Alexis Santi is a writer, publisher and photographer. A writer by study and practice who earned his MFA at George Mason University and has published numerous poems, short stories and essays. Publisher, in lieu of being the founder of the literary journal, Our Stories (‘06), the only humanist lit journal in the country.
And photographer by way of what you see begging to be noticed around you. He has always been drawn to the power of connection, linking the artist with the subject. This is articulated up best in Frank O’Hara personism manifesto, “the poem is at last between two persons instead of two pages.” To him, I think he’d tell you is that, in a sense, the artistic unit (poem, story, photograph, song, ad frickin’ Infintium) speaks through the artist and lays before the audience a sort of offering or whatever. It shows up at your doorstep and says, hello, “The weather is nice out here, isn’t it. “ It’s your job to pick that up and run with it.
You’d call this a direct conversation between the subject of the photograph and you: the audience. (Like getting an email back it was really cool to get one.) the statement that the photograph naturally renders inside of the scene and what my being, my way of seeing the world (ala the perspective) brings to that scene or colors it for you. I firmly believe that we make our reality, seeking to color it whichever way that corresponds with our being. Hence, the artist is a reflection of their work. Get all that.

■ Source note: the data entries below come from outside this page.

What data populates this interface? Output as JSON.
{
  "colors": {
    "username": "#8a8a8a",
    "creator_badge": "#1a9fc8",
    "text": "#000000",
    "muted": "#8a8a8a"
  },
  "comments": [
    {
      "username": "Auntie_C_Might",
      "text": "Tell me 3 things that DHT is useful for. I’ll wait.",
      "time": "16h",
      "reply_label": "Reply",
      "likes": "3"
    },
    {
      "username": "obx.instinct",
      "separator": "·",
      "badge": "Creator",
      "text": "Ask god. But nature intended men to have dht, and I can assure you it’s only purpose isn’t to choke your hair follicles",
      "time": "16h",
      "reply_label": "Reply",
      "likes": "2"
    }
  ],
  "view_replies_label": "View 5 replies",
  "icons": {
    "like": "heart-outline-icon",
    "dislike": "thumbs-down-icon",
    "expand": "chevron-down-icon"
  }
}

Okay, here’s the point: What I’m trying to say is: damn, these pictures speak for me and I think they’re trying to get you to listen.